May 13, 2008
Against a Fear-Based Politics
by Michael Shellenberger
In most of the talks we give about global warming, we lay out the social science research about the connection between fear and conservatism. We describe why fear-based appeals on global warming (read: "An Inconvenient Truth") often backfire. And we argue that progressives must find a way to build a bridge for the public from fear to hope.
Inevitably, somebody afterwards protests, "But fear works so well for conservatives!"
To which we reply: exactly. Fear works well for conservatives.

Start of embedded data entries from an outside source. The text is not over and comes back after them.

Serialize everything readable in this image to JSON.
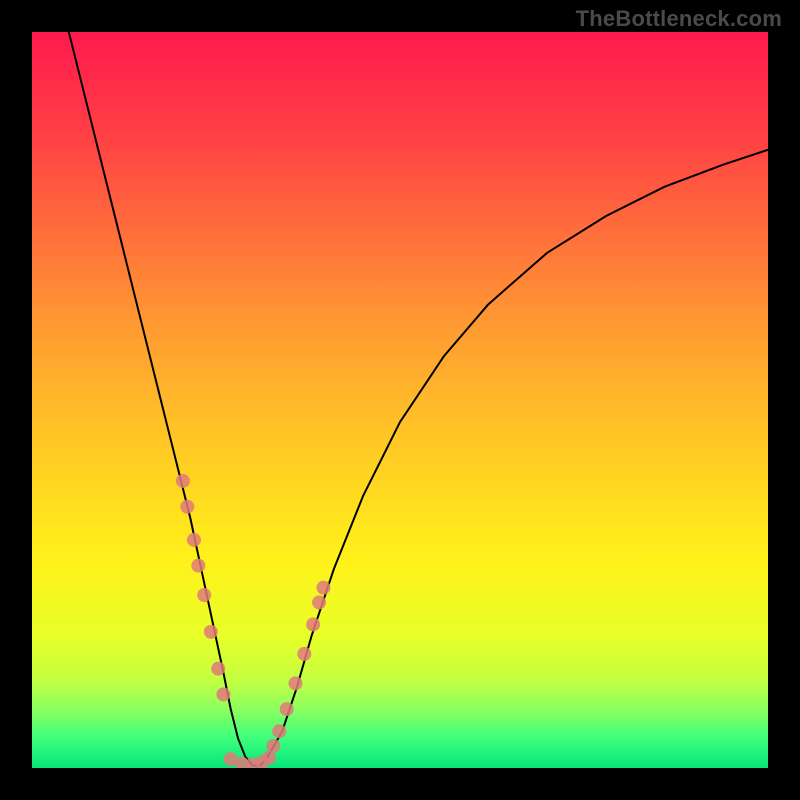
{
  "watermark": "TheBottleneck.com",
  "chart_data": {
    "type": "line",
    "title": "",
    "xlabel": "",
    "ylabel": "",
    "xlim": [
      0,
      100
    ],
    "ylim": [
      0,
      100
    ],
    "grid": false,
    "legend": false,
    "background_gradient": {
      "top": "#ff1a4d",
      "mid": "#fff21a",
      "bottom": "#06e57a"
    },
    "series": [
      {
        "name": "bottleneck-curve",
        "color": "#000000",
        "stroke_width": 2,
        "x": [
          5.0,
          6.5,
          8.0,
          9.5,
          11.0,
          12.5,
          14.0,
          15.5,
          17.0,
          18.5,
          20.0,
          21.5,
          23.0,
          24.5,
          26.0,
          27.0,
          28.0,
          29.0,
          30.0,
          31.0,
          32.0,
          34.0,
          36.0,
          38.0,
          41.0,
          45.0,
          50.0,
          56.0,
          62.0,
          70.0,
          78.0,
          86.0,
          94.0,
          100.0
        ],
        "y": [
          100.0,
          94.0,
          88.0,
          82.0,
          76.0,
          70.0,
          64.0,
          58.0,
          52.0,
          46.0,
          40.0,
          34.0,
          27.0,
          20.0,
          13.0,
          8.0,
          4.0,
          1.5,
          0.3,
          0.3,
          1.5,
          5.0,
          11.0,
          18.0,
          27.0,
          37.0,
          47.0,
          56.0,
          63.0,
          70.0,
          75.0,
          79.0,
          82.0,
          84.0
        ]
      }
    ],
    "marker_groups": [
      {
        "name": "left-branch-markers",
        "color": "#e07a7a",
        "radius": 7,
        "points": [
          {
            "x": 20.5,
            "y": 39.0
          },
          {
            "x": 21.1,
            "y": 35.5
          },
          {
            "x": 22.0,
            "y": 31.0
          },
          {
            "x": 22.6,
            "y": 27.5
          },
          {
            "x": 23.4,
            "y": 23.5
          },
          {
            "x": 24.3,
            "y": 18.5
          },
          {
            "x": 25.3,
            "y": 13.5
          },
          {
            "x": 26.0,
            "y": 10.0
          }
        ]
      },
      {
        "name": "right-branch-markers",
        "color": "#e07a7a",
        "radius": 7,
        "points": [
          {
            "x": 32.8,
            "y": 3.0
          },
          {
            "x": 33.6,
            "y": 5.0
          },
          {
            "x": 34.6,
            "y": 8.0
          },
          {
            "x": 35.8,
            "y": 11.5
          },
          {
            "x": 37.0,
            "y": 15.5
          },
          {
            "x": 38.2,
            "y": 19.5
          },
          {
            "x": 39.0,
            "y": 22.5
          },
          {
            "x": 39.6,
            "y": 24.5
          }
        ]
      },
      {
        "name": "trough-markers",
        "color": "#e07a7a",
        "radius": 7,
        "points": [
          {
            "x": 27.0,
            "y": 1.2
          },
          {
            "x": 28.5,
            "y": 0.6
          },
          {
            "x": 30.0,
            "y": 0.5
          },
          {
            "x": 31.3,
            "y": 0.8
          },
          {
            "x": 32.2,
            "y": 1.4
          }
        ]
      }
    ]
  }
}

Environmental leaders and insiders have known since 2000 that fear-based presentations of global warming backfire. It was then that CNN founder and environmental funder, Ted Turner, funded the Frameworks Institute to do research into how to "frame" global warming. Frameworks did focus groups, and hired cognitive scientists -- guys who analyze how we reason about the world -- to study how voters think about global warming disasters. They showed scary footage of hurricanes, floods, tornadoes and other myriad apocalyptic images, and then asked people what they thought. Here's what the cognitive scientists concluded:
- "The layering on of dire consequences, then, reinforces that this problem is too big to address."
- "The likely response for the public is adaptation to Mother Nature."
- "Instead of supporting increased CAFE [fuel economy] standards, for example, they are likely to buy an SUV to help them through the erratic weather to come..."
We usually get a laugh out of the last bullet point. But Frameworks was simply reporting what actually happened in a focus group: people openly started wondering whether they should get bigger cars.
Fear of Sacrifice
We are often asked, "Why do you guys have to criticize Al Gore?" The reason we do is because "An Inconvenient Truth" put people in a state of fear. And even worse: it never brought them back out of it.
True, the film raised the hopes of somewhere around the 10 percent of voters who are strong environmentalists. But that was almost certainly because they thought the movie would have an effect on the larger public, which it didn't. A Gallup poll released on Earth Day showed that the percentage of Americans who say they "worry a great deal" about global warming was 35 percent in 1988 and 37 percent in 2008.
Another problem with "An Inconvenient Truth" is that it reinforced the sense that action on global warming will require sacrificing our way of life. "The truth about the climate crisis," Gore said in the film, "is an inconvenient one that means we are going to have to change the way we live our lives."
The irony is that there is mounting evidence that fear of sacrifice is partly responsible for driving nearly one-third of Americans to deny global warming's seriousness, or the role humans play in causing it. With fear, it seems, we sometimes get the worst of both worlds: survivor-types and denier-types.
What to do?
But, of course, we can't avoid fear. The question should thus not be how to avoid fear but rather what to do with it. How do we turn fear into intelligence, courage, and empowerment rather than stupidity, paranoia, and cowardice?
Fear is, in the words of Gavin DeBecker, the security expert, "a gift." Fear can inspire us to intelligence, but it can also reduce us to stupidity. It's not fear that's the problem but what we do with it. At best, fear can trigger a heightened state of awareness and careful action -- even courage. At its worst, fear can make you paranoid (yes: been there) and violent (no: thankfully). The key is conscious awareness of our fear so that we can gain control over it.
The idea that we shouldn't scare people often strikes our audiences as counterproductive. Don't we need people to get more rather than less scared of global warming, terrorism, or the denial of health care?
Maybe we do -- but only if we can do something positive that is as powerful as their fear.
Can we tell a story about global warming (or terrorism or health care or China or the economy) that begins by acknowledging how safe, secure, healthy, and rich we are, before we describe the threat?
Global warming is the issue I know best. Our research and personal experience teaches me that it's vitally important to sandwich fear inside two other powerful feelings: gratitude and power:
A. Gratitude: we are better prepared than ever before to deal with the massive technological changes we need to make to deal with global warming.
B. Fear: Climate change is really damn scary.
C. Power: we humans have overcome starvation, disease, and war -- we can overcome global warming
This approach may not work with everything. But a view to overcoming fear, rather than wallowing in it, or simply proposing technical fixes to the threat, could create a more expansive and generous politics.